The movement, which defines itself as in opposition to “gender ideology,” is a response to progress made in the last decade advancing human rights for vulnerable populations.
Meanwhile, the decade has also seen an increase in the organising power and political influence of conservative evangelical churches, especially in Central America, Mexico, and Brazil.
Latin America is the locus for much of the progress on LGBTI and abortion rights, both at the country and regional level. Same-sex marriages are legal in Argentina, Brazil, Colombia and Uruguay.
And significant advances have been made to increase access to legal abortion in Argentina, Chile, Mexico City, Colombia, Bolivia and Uruguay. At the regional level, the OAS has been a champion for LGBTI rights as early as 2008, when it adopted its first resolution condemning violence and discrimination based on sexual orientation and gender identity.
By 2011, the OAS had created a dedicated LGBTI Unit at the Inter-American Commission on Human Rights. The progress did not go unchallenged.
Opponents of sexual and reproductive rights and LGBTI rights in Latin America responded to victories directly, through both legislation and litigation. They also responded in more insidious ways.
Last year, in Brazil, ministries promoting equal rights for women and black communities were downgraded when they were folded into the Ministry of Justice, effectively neutralising the ability of its leadership to negotiate or move forward any progressive policies.
The deliberate dismantling of government infrastructures that protect human rights is not endemic to Brazil. Indeed, it is a dedicated strategy of anti-rights organizations who are working to both co-opt and fragment these spaces.
The OAS experienced this most fiercely at its 2013 General Assembly in Guatemala. For the first time this forum, which is historically a leader in advancing human rights, witnessed a coordinated movement forcefully agitating against reproductive and LGBTI rights.
Not coincidentally, it was also the year the OAS approved a convention against all forms of intolerance, racism and racial discrimination, which included protections for LGBTI people.
The following year, at the 2014 General Assembly in Paraguay, these same groups weren’t just oppositional to proposed human rights resolutions. They attempted to create new policies they claimed were rights-based, but were in fact camouflage to take away rights.
A proposed “family policy” included protection of life from conception, a well-used strategy to prevent access to abortion. Each subsequent assembly has been marked not just by the higher profile and activism of anti-rights groups, but also by a decrease in civility.
By the time of the 2016 General Assembly in the Dominican Republic, their ire was directed at transwomen. They felt sufficiently empowered to harass and intimidate transwomen who attended the Assembly as they entered women’s restrooms.
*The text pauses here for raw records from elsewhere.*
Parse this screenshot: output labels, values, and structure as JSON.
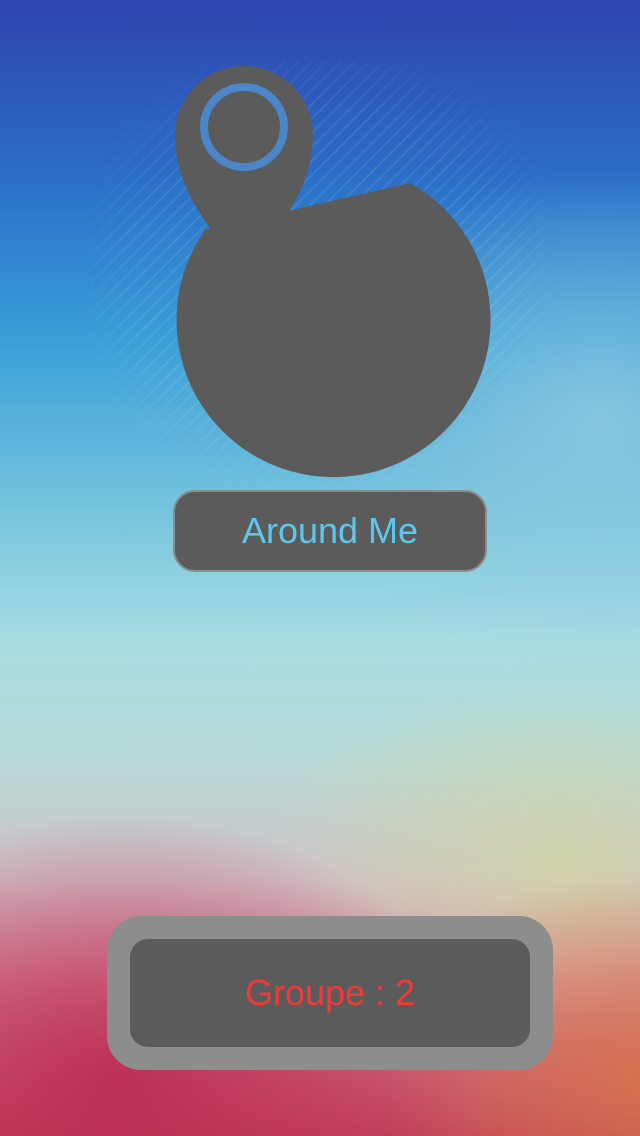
{
  "logo": {
    "icon": "globe-with-map-pin-star-icon",
    "color": "#5b5b5b"
  },
  "around_me_button": {
    "label": "Around Me",
    "text_color": "#5bc8f0"
  },
  "group": {
    "label": "Groupe : 2",
    "text_color": "#f03a3a"
  }
}
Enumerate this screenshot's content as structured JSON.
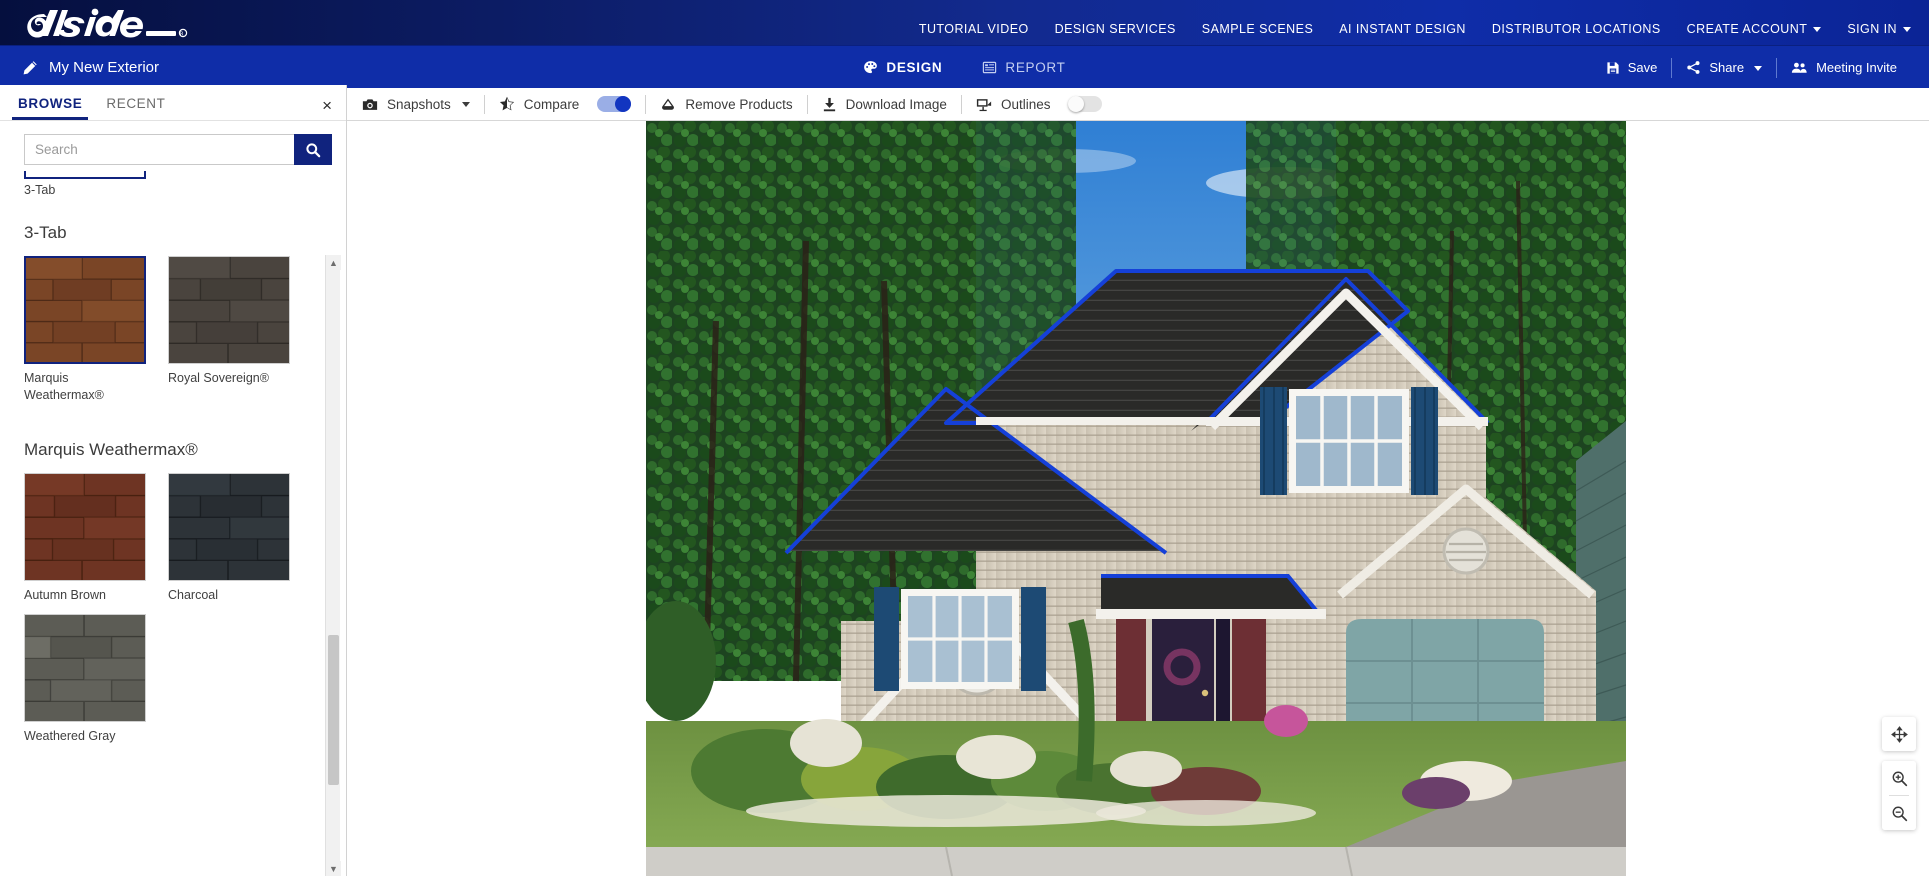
{
  "brand": {
    "name": "Alside",
    "registered": "®"
  },
  "topnav": {
    "links": [
      {
        "label": "TUTORIAL VIDEO",
        "dropdown": false
      },
      {
        "label": "DESIGN SERVICES",
        "dropdown": false
      },
      {
        "label": "SAMPLE SCENES",
        "dropdown": false
      },
      {
        "label": "AI INSTANT DESIGN",
        "dropdown": false
      },
      {
        "label": "DISTRIBUTOR LOCATIONS",
        "dropdown": false
      },
      {
        "label": "CREATE ACCOUNT",
        "dropdown": true
      },
      {
        "label": "SIGN IN",
        "dropdown": true
      }
    ]
  },
  "subbar": {
    "project_title": "My New Exterior",
    "tabs": [
      {
        "label": "DESIGN",
        "icon": "palette-icon",
        "active": true
      },
      {
        "label": "REPORT",
        "icon": "report-icon",
        "active": false
      }
    ],
    "actions": [
      {
        "label": "Save",
        "icon": "save-icon",
        "dropdown": false
      },
      {
        "label": "Share",
        "icon": "share-icon",
        "dropdown": true
      },
      {
        "label": "Meeting Invite",
        "icon": "people-icon",
        "dropdown": false
      }
    ]
  },
  "toolbar": {
    "items": [
      {
        "label": "Snapshots",
        "icon": "camera-icon",
        "dropdown": true,
        "toggle": null
      },
      {
        "label": "Compare",
        "icon": "star-icon",
        "dropdown": false,
        "toggle": "on"
      },
      {
        "label": "Remove Products",
        "icon": "eraser-icon",
        "dropdown": false,
        "toggle": null
      },
      {
        "label": "Download Image",
        "icon": "download-icon",
        "dropdown": false,
        "toggle": null
      },
      {
        "label": "Outlines",
        "icon": "outlines-icon",
        "dropdown": false,
        "toggle": "off"
      }
    ]
  },
  "sidebar": {
    "tabs": [
      {
        "label": "BROWSE",
        "active": true
      },
      {
        "label": "RECENT",
        "active": false
      }
    ],
    "close_label": "×",
    "search": {
      "value": "",
      "placeholder": "Search"
    },
    "partial_item": {
      "label": "3-Tab",
      "selected": true
    },
    "groups": [
      {
        "title": "3-Tab",
        "items": [
          {
            "label": "Marquis Weathermax®",
            "selected": true,
            "color": "#7a4526",
            "color2": "#8c5430",
            "color3": "#633620"
          },
          {
            "label": "Royal Sovereign®",
            "selected": false,
            "color": "#4a443e",
            "color2": "#565049",
            "color3": "#3c3732"
          }
        ]
      },
      {
        "title": "Marquis Weathermax®",
        "items": [
          {
            "label": "Autumn Brown",
            "selected": false,
            "color": "#6e3423",
            "color2": "#7d3d2a",
            "color3": "#5a2a1c"
          },
          {
            "label": "Charcoal",
            "selected": false,
            "color": "#2d3338",
            "color2": "#383f45",
            "color3": "#23282c"
          },
          {
            "label": "Weathered Gray",
            "selected": false,
            "color": "#5c5c55",
            "color2": "#6b6b63",
            "color3": "#4d4d47"
          }
        ]
      }
    ]
  },
  "canvas": {
    "scene_description": "Two-story suburban home front elevation with tan vinyl siding, dark shingle roof outlined in blue selection, blue shutters, attached two-car garage with teal door, landscaped front garden and lawn",
    "zoom_tools": [
      {
        "name": "pan-tool",
        "icon": "move-icon"
      },
      {
        "name": "zoom-in",
        "icon": "zoom-in-icon"
      },
      {
        "name": "zoom-out",
        "icon": "zoom-out-icon"
      }
    ]
  },
  "colors": {
    "brand_navy": "#10237e",
    "brand_blue": "#0f2da8",
    "accent_toggle": "#1235c0",
    "selection_outline": "#1540d8"
  }
}
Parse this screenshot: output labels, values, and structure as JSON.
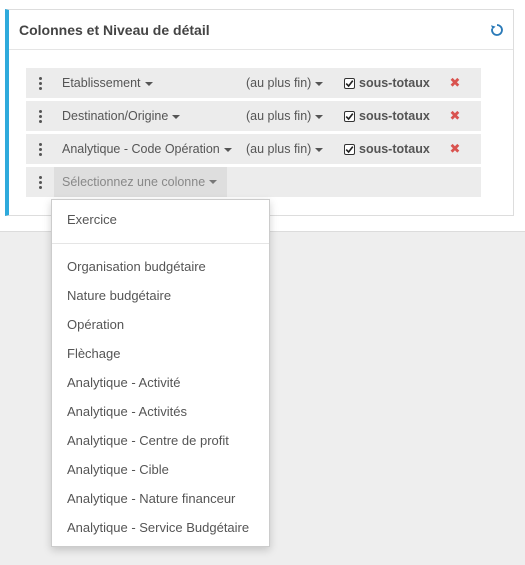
{
  "panel": {
    "title": "Colonnes et Niveau de détail",
    "refresh_icon": "refresh-icon",
    "accent_color": "#2eaadc"
  },
  "rows": [
    {
      "column": "Etablissement",
      "level": "(au plus fin)",
      "subtotals_checked": true,
      "subtotals_label": "sous-totaux"
    },
    {
      "column": "Destination/Origine",
      "level": "(au plus fin)",
      "subtotals_checked": true,
      "subtotals_label": "sous-totaux"
    },
    {
      "column": "Analytique - Code Opération",
      "level": "(au plus fin)",
      "subtotals_checked": true,
      "subtotals_label": "sous-totaux"
    }
  ],
  "new_row": {
    "placeholder": "Sélectionnez une colonne"
  },
  "dropdown": {
    "first_item": "Exercice",
    "items": [
      "Organisation budgétaire",
      "Nature budgétaire",
      "Opération",
      "Flèchage",
      "Analytique - Activité",
      "Analytique - Activités",
      "Analytique - Centre de profit",
      "Analytique - Cible",
      "Analytique - Nature financeur",
      "Analytique - Service Budgétaire"
    ]
  },
  "colors": {
    "remove": "#d9534f",
    "row_bg": "#ececec"
  }
}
Still, it’s clearly not sufficient to menace people inside the halls of diplomacy, but one must take the show on the road.
Cancun was not the first stop for the “Freedom Bus,” which had already made the rounds in Latin America, the US, and Europe. The organised opposition to human rights plays out differently in each country context, but shared patterns of work are evident.
After identifying an opportunity to dismantle human rights mechanisms they see as favourable to women and LGBTI communities (women’s ministries, the OAS, etc.) they abandon facts and misrepresent the truth to advance an agenda that creates moral panic, and ultimately, that will motivate civil society and policy makers to support their regressive agenda.
These strong-arm tactics are shrinking the shared space for public discourse, and this is cause for alarm. They may have succeeded in raising their profile at the OAS, and enlisting conservative governments to support their agenda.
But they have not yet succeeded in shutting down the voices of progressives committed to human rights. The OAS continues to provide human rights activists and progressive governments the infrastructure to advance, and this must be preserved at all costs.